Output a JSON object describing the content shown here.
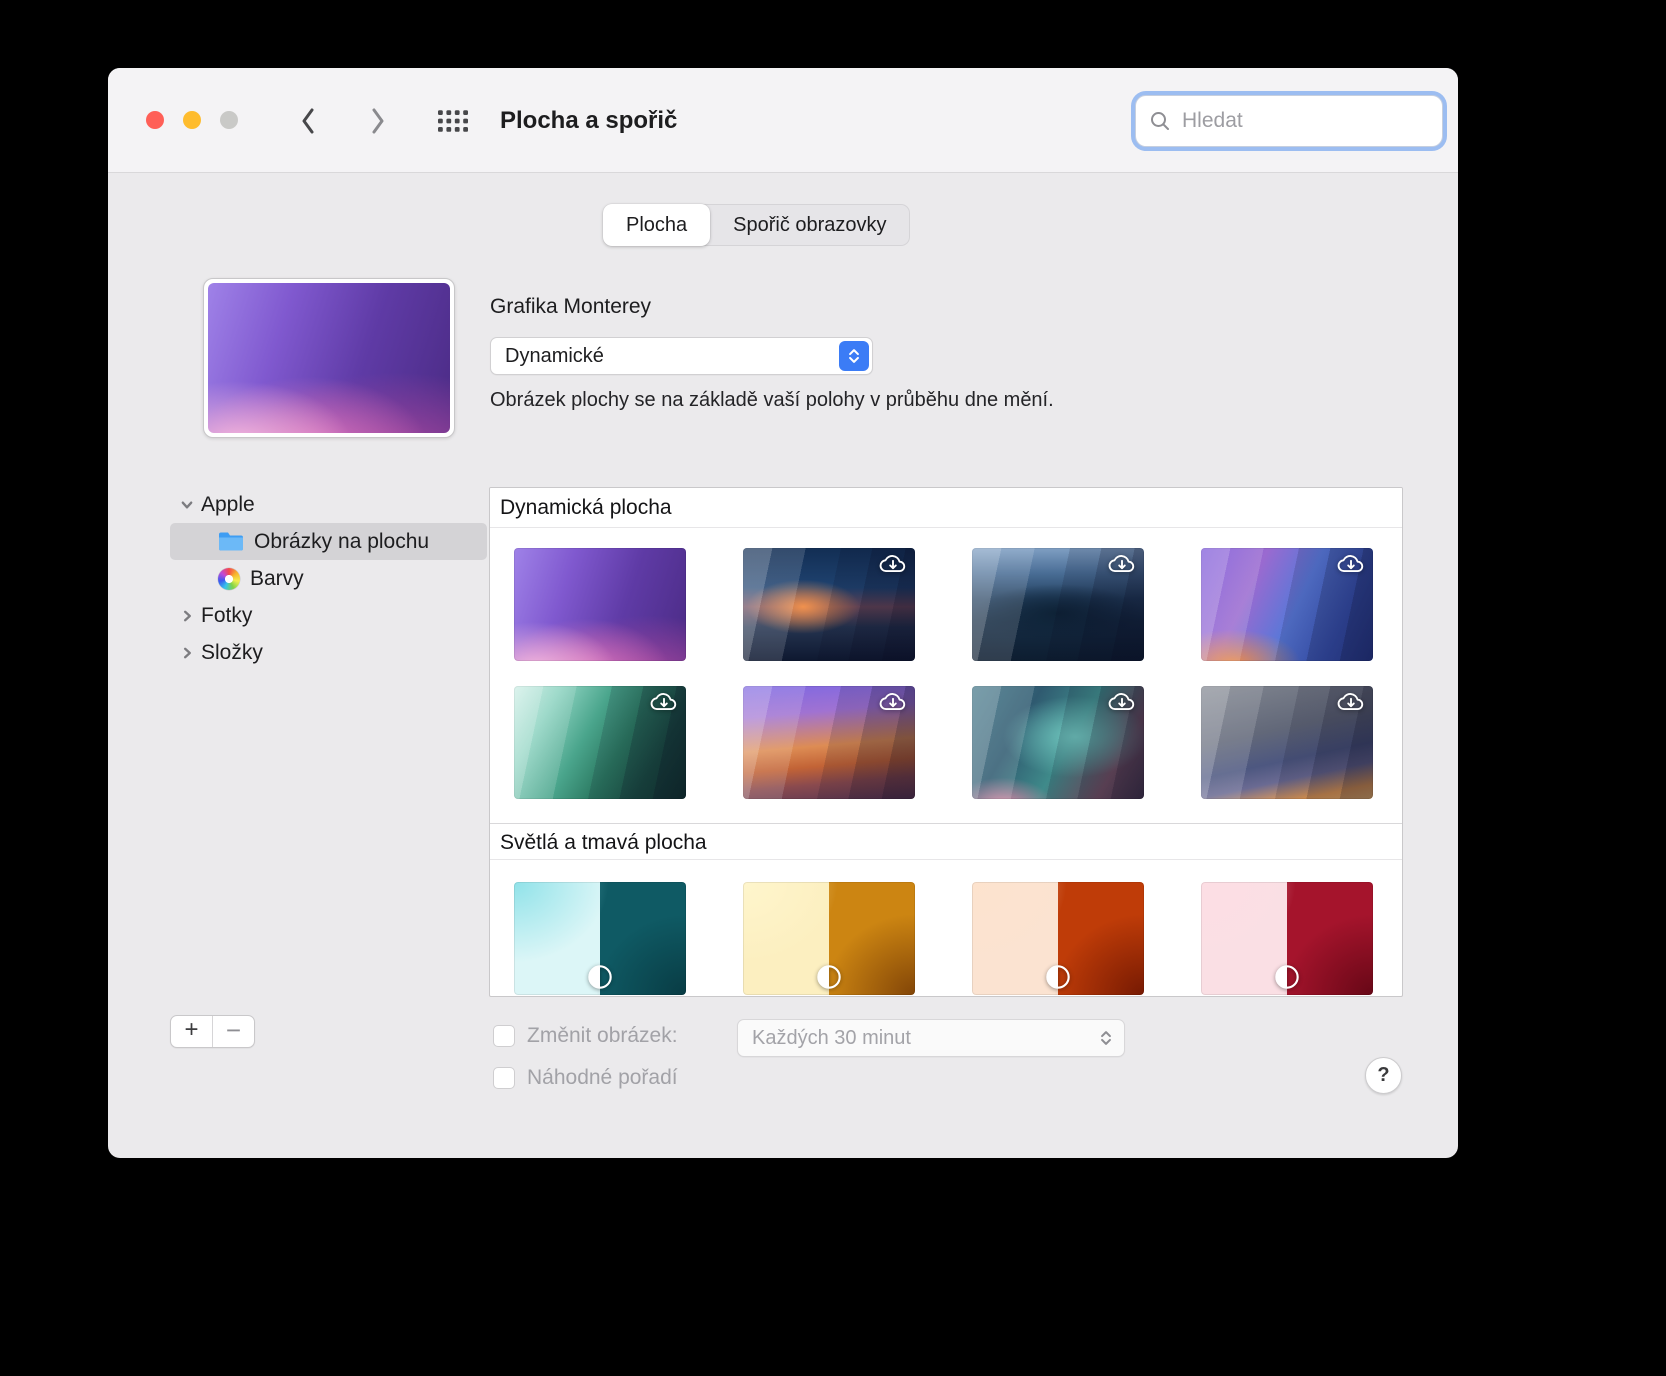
{
  "window": {
    "title": "Plocha a spořič",
    "search_placeholder": "Hledat"
  },
  "tabs": [
    {
      "label": "Plocha",
      "selected": true
    },
    {
      "label": "Spořič obrazovky",
      "selected": false
    }
  ],
  "preview": {
    "name": "Grafika Monterey",
    "mode_value": "Dynamické",
    "description": "Obrázek plochy se na základě vaší polohy v průběhu dne mění."
  },
  "sidebar": {
    "items": [
      {
        "label": "Apple",
        "type": "group",
        "expanded": true
      },
      {
        "label": "Obrázky na plochu",
        "icon": "folder-icon",
        "selected": true
      },
      {
        "label": "Barvy",
        "icon": "colors-wheel-icon",
        "selected": false
      },
      {
        "label": "Fotky",
        "type": "group",
        "expanded": false
      },
      {
        "label": "Složky",
        "type": "group",
        "expanded": false
      }
    ]
  },
  "main": {
    "sections": [
      {
        "title": "Dynamická plocha",
        "thumbs": [
          {
            "name": "monterey",
            "style": "monterey",
            "dynamic": false,
            "download": false,
            "lightdark": false
          },
          {
            "name": "big-sur-coast",
            "style": "bigsur",
            "dynamic": true,
            "download": true,
            "lightdark": false
          },
          {
            "name": "catalina",
            "style": "catalina",
            "dynamic": true,
            "download": true,
            "lightdark": false
          },
          {
            "name": "big-sur-road",
            "style": "road",
            "dynamic": true,
            "download": true,
            "lightdark": false
          },
          {
            "name": "canyon",
            "style": "canyon",
            "dynamic": true,
            "download": true,
            "lightdark": false
          },
          {
            "name": "desert",
            "style": "desert",
            "dynamic": true,
            "download": true,
            "lightdark": false
          },
          {
            "name": "beach",
            "style": "beach",
            "dynamic": true,
            "download": true,
            "lightdark": false
          },
          {
            "name": "solstice",
            "style": "solstice",
            "dynamic": true,
            "download": true,
            "lightdark": false
          }
        ]
      },
      {
        "title": "Světlá a tmavá plocha",
        "thumbs": [
          {
            "name": "abstract-cyan",
            "style": "cyan",
            "dynamic": false,
            "download": false,
            "lightdark": true
          },
          {
            "name": "abstract-yellow",
            "style": "yellow",
            "dynamic": false,
            "download": false,
            "lightdark": true
          },
          {
            "name": "abstract-orange",
            "style": "orange",
            "dynamic": false,
            "download": false,
            "lightdark": true
          },
          {
            "name": "abstract-red",
            "style": "red",
            "dynamic": false,
            "download": false,
            "lightdark": true
          }
        ]
      }
    ]
  },
  "footer": {
    "add_label": "+",
    "remove_label": "−",
    "change_picture_label": "Změnit obrázek:",
    "interval_value": "Každých 30 minut",
    "random_order_label": "Náhodné pořadí",
    "help_label": "?"
  },
  "colors": {
    "accent_blue": "#3b7cf6",
    "focus_ring": "#9cbdf1",
    "traffic_red": "#ff5f57",
    "traffic_yellow": "#febc2e",
    "traffic_gray": "#c9c9c7",
    "selected_row": "#d4d3d6"
  },
  "icons": [
    "search-icon",
    "back-icon",
    "forward-icon",
    "show-all-grid-icon",
    "stepper-icon",
    "folder-icon",
    "colors-wheel-icon",
    "chevron-down-icon",
    "chevron-right-icon",
    "cloud-download-icon",
    "light-dark-icon",
    "help-icon"
  ]
}
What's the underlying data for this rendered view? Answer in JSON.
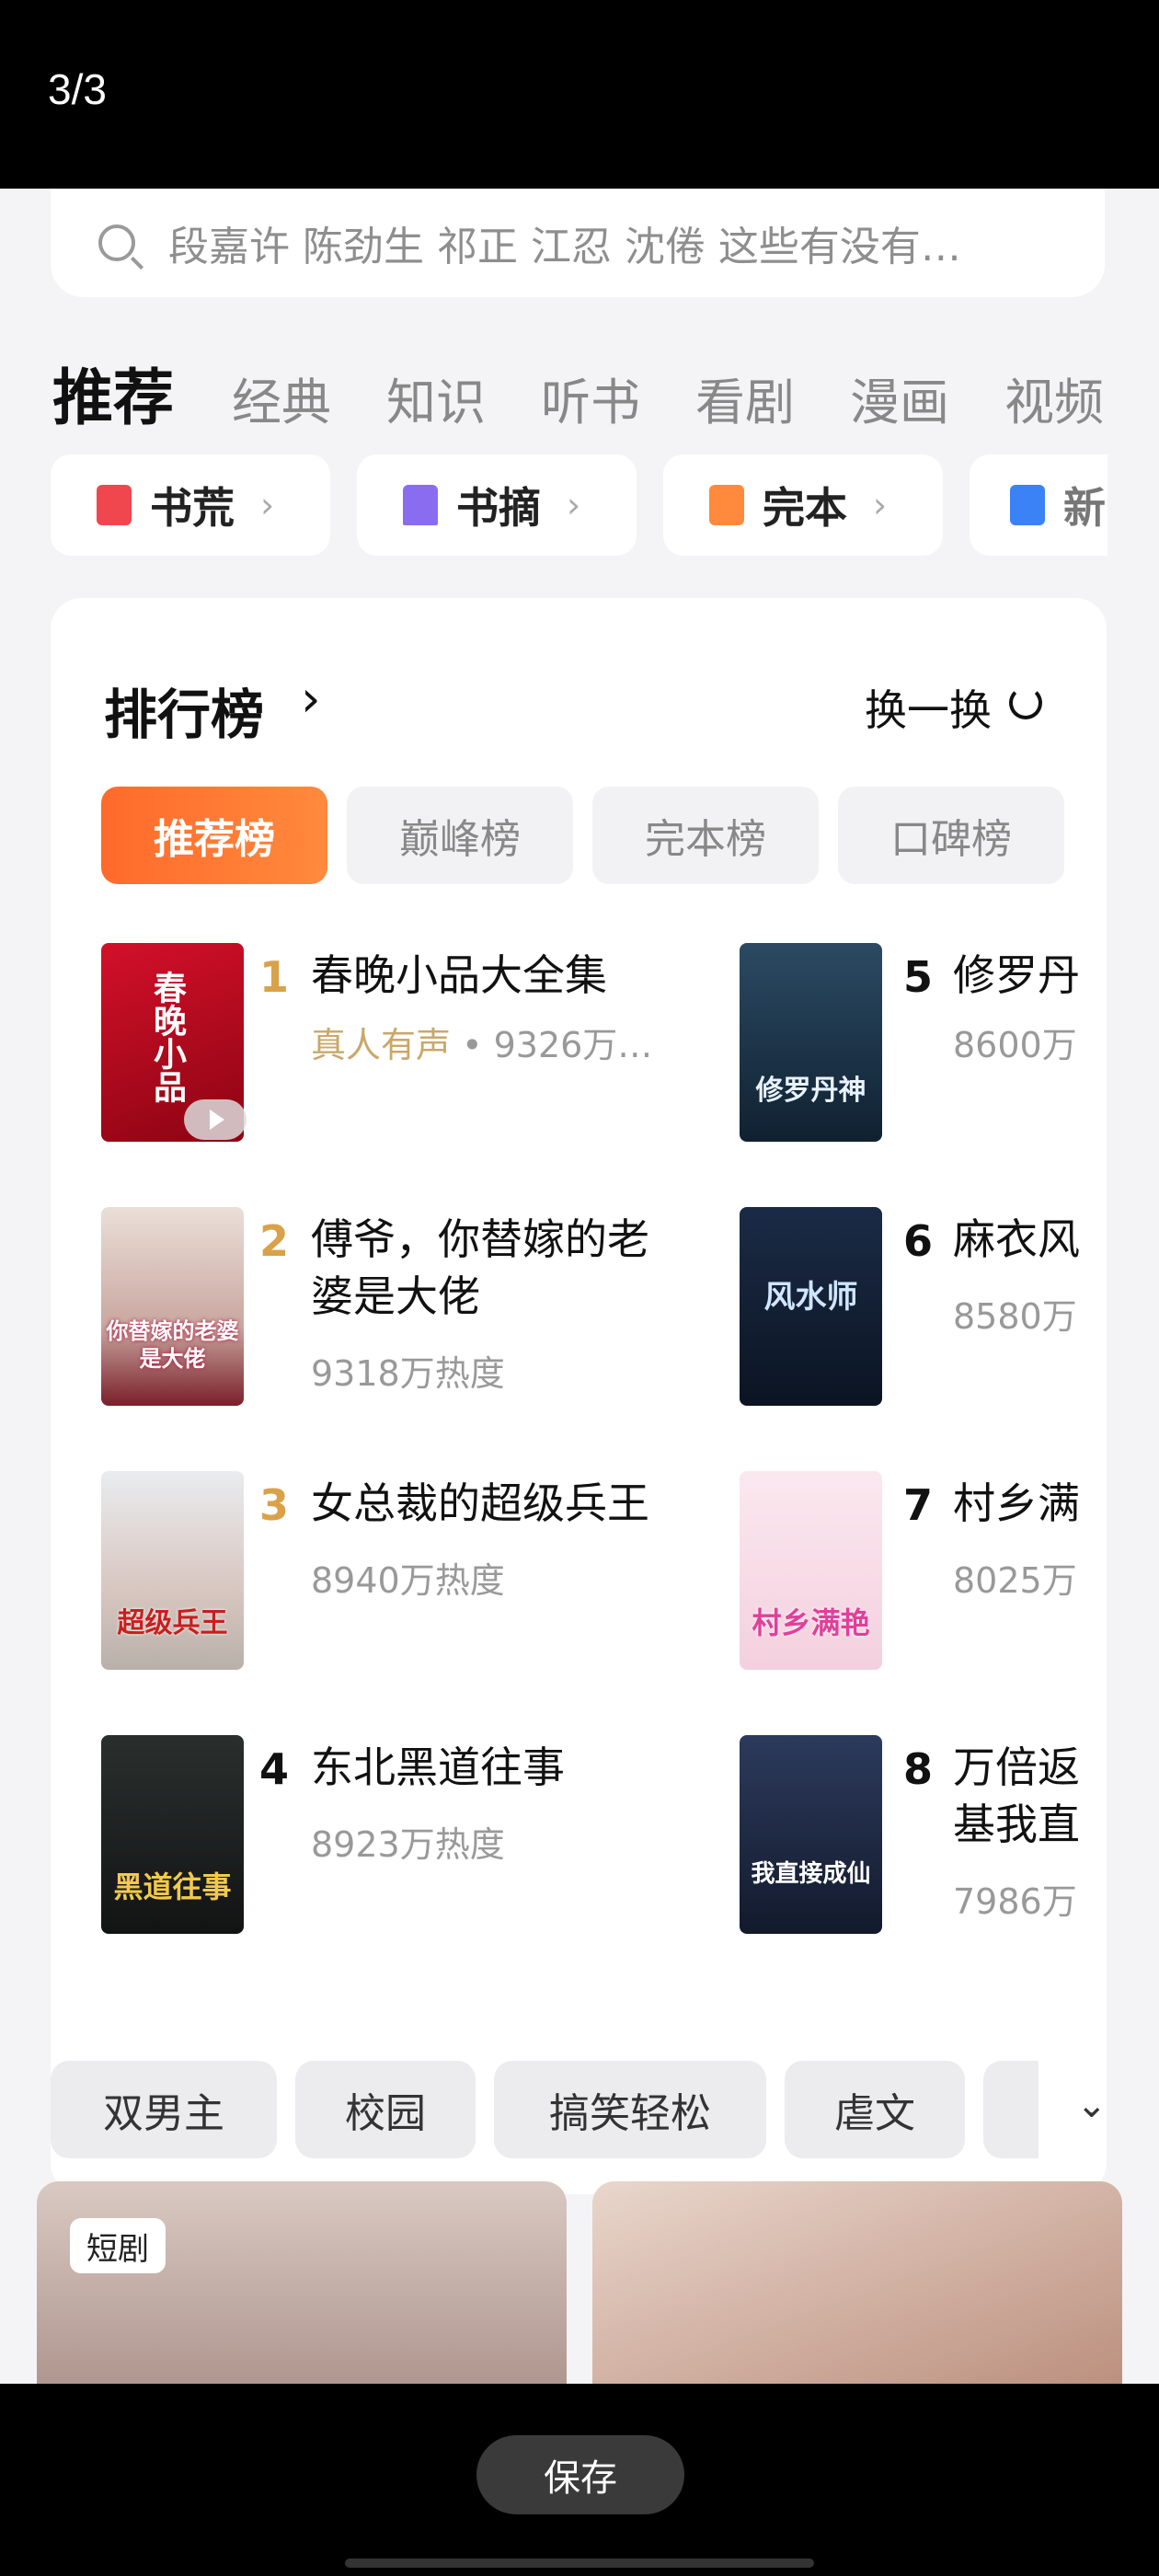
{
  "viewer": {
    "page_indicator": "3/3",
    "save_label": "保存"
  },
  "search": {
    "placeholder": "段嘉许 陈劲生 祁正 江忍 沈倦 这些有没有…"
  },
  "tabs": [
    {
      "label": "推荐",
      "active": true
    },
    {
      "label": "经典"
    },
    {
      "label": "知识"
    },
    {
      "label": "听书"
    },
    {
      "label": "看剧"
    },
    {
      "label": "漫画"
    },
    {
      "label": "视频"
    }
  ],
  "chips": [
    {
      "label": "书荒",
      "icon": "hash-tag-icon",
      "color": "#f0474f"
    },
    {
      "label": "书摘",
      "icon": "bookmark-icon",
      "color": "#8a6cf0"
    },
    {
      "label": "完本",
      "icon": "book-icon",
      "color": "#ff8a3d"
    },
    {
      "label": "新",
      "icon": "new-flag-icon",
      "color": "#3b82f6"
    }
  ],
  "ranking": {
    "title": "排行榜",
    "refresh_label": "换一换",
    "subtabs": [
      "推荐榜",
      "巅峰榜",
      "完本榜",
      "口碑榜"
    ],
    "books": [
      {
        "rank": "1",
        "title": "春晚小品大全集",
        "meta_voice": "真人有声",
        "meta": " • 9326万…",
        "cover_text": "春晚小品"
      },
      {
        "rank": "2",
        "title_line1": "傅爷，你替嫁的老",
        "title_line2": "婆是大佬",
        "meta": "9318万热度",
        "cover_text": "你替嫁的老婆是大佬"
      },
      {
        "rank": "3",
        "title": "女总裁的超级兵王",
        "meta": "8940万热度",
        "cover_text": "超级兵王"
      },
      {
        "rank": "4",
        "title": "东北黑道往事",
        "meta": "8923万热度",
        "cover_text": "黑道往事"
      },
      {
        "rank": "5",
        "title": "修罗丹",
        "meta": "8600万",
        "cover_text": "修罗丹神"
      },
      {
        "rank": "6",
        "title": "麻衣风",
        "meta": "8580万",
        "cover_text": "风水师"
      },
      {
        "rank": "7",
        "title": "村乡满",
        "meta": "8025万",
        "cover_text": "村乡满艳"
      },
      {
        "rank": "8",
        "title_line1": "万倍返",
        "title_line2": "基我直",
        "meta": "7986万",
        "cover_text": "我直接成仙"
      }
    ]
  },
  "tags": [
    "双男主",
    "校园",
    "搞笑轻松",
    "虐文"
  ],
  "feed": {
    "short_badge": "短剧"
  }
}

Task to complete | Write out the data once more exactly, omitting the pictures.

The answer |
Output a JSON object describing the content shown here.
{
  "window": {
    "title": "Plocha a spořič",
    "search_placeholder": "Hledat"
  },
  "tabs": [
    {
      "label": "Plocha",
      "selected": true
    },
    {
      "label": "Spořič obrazovky",
      "selected": false
    }
  ],
  "preview": {
    "name": "Grafika Monterey",
    "mode_value": "Dynamické",
    "description": "Obrázek plochy se na základě vaší polohy v průběhu dne mění."
  },
  "sidebar": {
    "items": [
      {
        "label": "Apple",
        "type": "group",
        "expanded": true
      },
      {
        "label": "Obrázky na plochu",
        "icon": "folder-icon",
        "selected": true
      },
      {
        "label": "Barvy",
        "icon": "colors-wheel-icon",
        "selected": false
      },
      {
        "label": "Fotky",
        "type": "group",
        "expanded": false
      },
      {
        "label": "Složky",
        "type": "group",
        "expanded": false
      }
    ]
  },
  "main": {
    "sections": [
      {
        "title": "Dynamická plocha",
        "thumbs": [
          {
            "name": "monterey",
            "style": "monterey",
            "dynamic": false,
            "download": false,
            "lightdark": false
          },
          {
            "name": "big-sur-coast",
            "style": "bigsur",
            "dynamic": true,
            "download": true,
            "lightdark": false
          },
          {
            "name": "catalina",
            "style": "catalina",
            "dynamic": true,
            "download": true,
            "lightdark": false
          },
          {
            "name": "big-sur-road",
            "style": "road",
            "dynamic": true,
            "download": true,
            "lightdark": false
          },
          {
            "name": "canyon",
            "style": "canyon",
            "dynamic": true,
            "download": true,
            "lightdark": false
          },
          {
            "name": "desert",
            "style": "desert",
            "dynamic": true,
            "download": true,
            "lightdark": false
          },
          {
            "name": "beach",
            "style": "beach",
            "dynamic": true,
            "download": true,
            "lightdark": false
          },
          {
            "name": "solstice",
            "style": "solstice",
            "dynamic": true,
            "download": true,
            "lightdark": false
          }
        ]
      },
      {
        "title": "Světlá a tmavá plocha",
        "thumbs": [
          {
            "name": "abstract-cyan",
            "style": "cyan",
            "dynamic": false,
            "download": false,
            "lightdark": true
          },
          {
            "name": "abstract-yellow",
            "style": "yellow",
            "dynamic": false,
            "download": false,
            "lightdark": true
          },
          {
            "name": "abstract-orange",
            "style": "orange",
            "dynamic": false,
            "download": false,
            "lightdark": true
          },
          {
            "name": "abstract-red",
            "style": "red",
            "dynamic": false,
            "download": false,
            "lightdark": true
          }
        ]
      }
    ]
  },
  "footer": {
    "add_label": "+",
    "remove_label": "−",
    "change_picture_label": "Změnit obrázek:",
    "interval_value": "Každých 30 minut",
    "random_order_label": "Náhodné pořadí",
    "help_label": "?"
  },
  "colors": {
    "accent_blue": "#3b7cf6",
    "focus_ring": "#9cbdf1",
    "traffic_red": "#ff5f57",
    "traffic_yellow": "#febc2e",
    "traffic_gray": "#c9c9c7",
    "selected_row": "#d4d3d6"
  },
  "icons": [
    "search-icon",
    "back-icon",
    "forward-icon",
    "show-all-grid-icon",
    "stepper-icon",
    "folder-icon",
    "colors-wheel-icon",
    "chevron-down-icon",
    "chevron-right-icon",
    "cloud-download-icon",
    "light-dark-icon",
    "help-icon"
  ]
}
What's the underlying data for this rendered view? Answer in JSON.
{
  "viewer": {
    "page_indicator": "3/3",
    "save_label": "保存"
  },
  "search": {
    "placeholder": "段嘉许 陈劲生 祁正 江忍 沈倦 这些有没有…"
  },
  "tabs": [
    {
      "label": "推荐",
      "active": true
    },
    {
      "label": "经典"
    },
    {
      "label": "知识"
    },
    {
      "label": "听书"
    },
    {
      "label": "看剧"
    },
    {
      "label": "漫画"
    },
    {
      "label": "视频"
    }
  ],
  "chips": [
    {
      "label": "书荒",
      "icon": "hash-tag-icon",
      "color": "#f0474f"
    },
    {
      "label": "书摘",
      "icon": "bookmark-icon",
      "color": "#8a6cf0"
    },
    {
      "label": "完本",
      "icon": "book-icon",
      "color": "#ff8a3d"
    },
    {
      "label": "新",
      "icon": "new-flag-icon",
      "color": "#3b82f6"
    }
  ],
  "ranking": {
    "title": "排行榜",
    "refresh_label": "换一换",
    "subtabs": [
      "推荐榜",
      "巅峰榜",
      "完本榜",
      "口碑榜"
    ],
    "books": [
      {
        "rank": "1",
        "title": "春晚小品大全集",
        "meta_voice": "真人有声",
        "meta": " • 9326万…",
        "cover_text": "春晚小品"
      },
      {
        "rank": "2",
        "title_line1": "傅爷，你替嫁的老",
        "title_line2": "婆是大佬",
        "meta": "9318万热度",
        "cover_text": "你替嫁的老婆是大佬"
      },
      {
        "rank": "3",
        "title": "女总裁的超级兵王",
        "meta": "8940万热度",
        "cover_text": "超级兵王"
      },
      {
        "rank": "4",
        "title": "东北黑道往事",
        "meta": "8923万热度",
        "cover_text": "黑道往事"
      },
      {
        "rank": "5",
        "title": "修罗丹",
        "meta": "8600万",
        "cover_text": "修罗丹神"
      },
      {
        "rank": "6",
        "title": "麻衣风",
        "meta": "8580万",
        "cover_text": "风水师"
      },
      {
        "rank": "7",
        "title": "村乡满",
        "meta": "8025万",
        "cover_text": "村乡满艳"
      },
      {
        "rank": "8",
        "title_line1": "万倍返",
        "title_line2": "基我直",
        "meta": "7986万",
        "cover_text": "我直接成仙"
      }
    ]
  },
  "tags": [
    "双男主",
    "校园",
    "搞笑轻松",
    "虐文"
  ],
  "feed": {
    "short_badge": "短剧"
  }
}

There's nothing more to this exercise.